DATA FOR PROCESSING -
Content starts
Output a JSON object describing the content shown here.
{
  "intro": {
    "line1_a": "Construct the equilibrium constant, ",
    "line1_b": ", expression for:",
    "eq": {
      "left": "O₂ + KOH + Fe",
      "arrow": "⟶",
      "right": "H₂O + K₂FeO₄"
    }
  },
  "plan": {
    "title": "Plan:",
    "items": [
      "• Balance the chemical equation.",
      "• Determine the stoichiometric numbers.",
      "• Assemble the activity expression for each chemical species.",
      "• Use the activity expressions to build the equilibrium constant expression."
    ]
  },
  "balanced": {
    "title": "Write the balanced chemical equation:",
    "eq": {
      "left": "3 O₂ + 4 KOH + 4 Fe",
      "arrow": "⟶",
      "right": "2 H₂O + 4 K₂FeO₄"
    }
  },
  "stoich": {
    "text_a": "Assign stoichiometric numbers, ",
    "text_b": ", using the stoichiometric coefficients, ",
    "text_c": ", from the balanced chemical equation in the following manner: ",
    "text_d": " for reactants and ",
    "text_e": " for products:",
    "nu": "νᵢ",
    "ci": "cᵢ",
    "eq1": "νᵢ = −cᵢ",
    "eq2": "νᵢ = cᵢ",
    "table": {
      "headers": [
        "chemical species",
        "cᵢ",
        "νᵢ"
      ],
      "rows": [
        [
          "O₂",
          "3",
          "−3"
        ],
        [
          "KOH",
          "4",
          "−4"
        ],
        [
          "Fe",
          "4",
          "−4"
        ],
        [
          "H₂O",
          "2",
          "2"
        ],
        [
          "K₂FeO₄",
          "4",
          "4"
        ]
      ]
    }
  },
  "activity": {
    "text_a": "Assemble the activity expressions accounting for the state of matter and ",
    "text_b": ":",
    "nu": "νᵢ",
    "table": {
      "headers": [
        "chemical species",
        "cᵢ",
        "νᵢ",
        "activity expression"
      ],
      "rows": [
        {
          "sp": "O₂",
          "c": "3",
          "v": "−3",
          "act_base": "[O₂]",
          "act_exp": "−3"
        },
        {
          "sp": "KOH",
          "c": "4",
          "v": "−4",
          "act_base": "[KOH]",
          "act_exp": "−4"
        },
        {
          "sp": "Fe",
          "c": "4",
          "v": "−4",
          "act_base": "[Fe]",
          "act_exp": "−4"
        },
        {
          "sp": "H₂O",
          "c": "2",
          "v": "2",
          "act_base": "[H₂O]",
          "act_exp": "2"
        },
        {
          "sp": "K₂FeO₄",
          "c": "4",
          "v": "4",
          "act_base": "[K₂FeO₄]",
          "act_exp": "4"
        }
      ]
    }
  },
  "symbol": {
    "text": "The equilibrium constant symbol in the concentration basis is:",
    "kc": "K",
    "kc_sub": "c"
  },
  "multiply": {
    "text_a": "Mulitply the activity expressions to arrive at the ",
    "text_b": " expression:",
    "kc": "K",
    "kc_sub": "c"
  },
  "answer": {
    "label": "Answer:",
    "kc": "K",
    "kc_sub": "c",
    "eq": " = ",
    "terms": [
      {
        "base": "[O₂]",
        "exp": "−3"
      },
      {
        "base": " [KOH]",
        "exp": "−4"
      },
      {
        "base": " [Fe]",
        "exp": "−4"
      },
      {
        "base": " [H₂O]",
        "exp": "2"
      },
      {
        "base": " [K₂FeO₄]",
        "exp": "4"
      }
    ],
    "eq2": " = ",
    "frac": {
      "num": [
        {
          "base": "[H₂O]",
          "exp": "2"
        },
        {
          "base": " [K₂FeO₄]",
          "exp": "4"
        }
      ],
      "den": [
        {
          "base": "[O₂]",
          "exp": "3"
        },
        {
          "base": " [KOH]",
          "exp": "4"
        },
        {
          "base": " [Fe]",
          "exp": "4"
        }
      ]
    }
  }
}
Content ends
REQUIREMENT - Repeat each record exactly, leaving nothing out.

RESPONSE AREA -
Output a JSON object describing the content shown here.
{
  "intro": {
    "line1_a": "Construct the equilibrium constant, ",
    "line1_b": ", expression for:",
    "eq": {
      "left": "O₂ + KOH + Fe",
      "arrow": "⟶",
      "right": "H₂O + K₂FeO₄"
    }
  },
  "plan": {
    "title": "Plan:",
    "items": [
      "• Balance the chemical equation.",
      "• Determine the stoichiometric numbers.",
      "• Assemble the activity expression for each chemical species.",
      "• Use the activity expressions to build the equilibrium constant expression."
    ]
  },
  "balanced": {
    "title": "Write the balanced chemical equation:",
    "eq": {
      "left": "3 O₂ + 4 KOH + 4 Fe",
      "arrow": "⟶",
      "right": "2 H₂O + 4 K₂FeO₄"
    }
  },
  "stoich": {
    "text_a": "Assign stoichiometric numbers, ",
    "text_b": ", using the stoichiometric coefficients, ",
    "text_c": ", from the balanced chemical equation in the following manner: ",
    "text_d": " for reactants and ",
    "text_e": " for products:",
    "nu": "νᵢ",
    "ci": "cᵢ",
    "eq1": "νᵢ = −cᵢ",
    "eq2": "νᵢ = cᵢ",
    "table": {
      "headers": [
        "chemical species",
        "cᵢ",
        "νᵢ"
      ],
      "rows": [
        [
          "O₂",
          "3",
          "−3"
        ],
        [
          "KOH",
          "4",
          "−4"
        ],
        [
          "Fe",
          "4",
          "−4"
        ],
        [
          "H₂O",
          "2",
          "2"
        ],
        [
          "K₂FeO₄",
          "4",
          "4"
        ]
      ]
    }
  },
  "activity": {
    "text_a": "Assemble the activity expressions accounting for the state of matter and ",
    "text_b": ":",
    "nu": "νᵢ",
    "table": {
      "headers": [
        "chemical species",
        "cᵢ",
        "νᵢ",
        "activity expression"
      ],
      "rows": [
        {
          "sp": "O₂",
          "c": "3",
          "v": "−3",
          "act_base": "[O₂]",
          "act_exp": "−3"
        },
        {
          "sp": "KOH",
          "c": "4",
          "v": "−4",
          "act_base": "[KOH]",
          "act_exp": "−4"
        },
        {
          "sp": "Fe",
          "c": "4",
          "v": "−4",
          "act_base": "[Fe]",
          "act_exp": "−4"
        },
        {
          "sp": "H₂O",
          "c": "2",
          "v": "2",
          "act_base": "[H₂O]",
          "act_exp": "2"
        },
        {
          "sp": "K₂FeO₄",
          "c": "4",
          "v": "4",
          "act_base": "[K₂FeO₄]",
          "act_exp": "4"
        }
      ]
    }
  },
  "symbol": {
    "text": "The equilibrium constant symbol in the concentration basis is:",
    "kc": "K",
    "kc_sub": "c"
  },
  "multiply": {
    "text_a": "Mulitply the activity expressions to arrive at the ",
    "text_b": " expression:",
    "kc": "K",
    "kc_sub": "c"
  },
  "answer": {
    "label": "Answer:",
    "kc": "K",
    "kc_sub": "c",
    "eq": " = ",
    "terms": [
      {
        "base": "[O₂]",
        "exp": "−3"
      },
      {
        "base": " [KOH]",
        "exp": "−4"
      },
      {
        "base": " [Fe]",
        "exp": "−4"
      },
      {
        "base": " [H₂O]",
        "exp": "2"
      },
      {
        "base": " [K₂FeO₄]",
        "exp": "4"
      }
    ],
    "eq2": " = ",
    "frac": {
      "num": [
        {
          "base": "[H₂O]",
          "exp": "2"
        },
        {
          "base": " [K₂FeO₄]",
          "exp": "4"
        }
      ],
      "den": [
        {
          "base": "[O₂]",
          "exp": "3"
        },
        {
          "base": " [KOH]",
          "exp": "4"
        },
        {
          "base": " [Fe]",
          "exp": "4"
        }
      ]
    }
  }
}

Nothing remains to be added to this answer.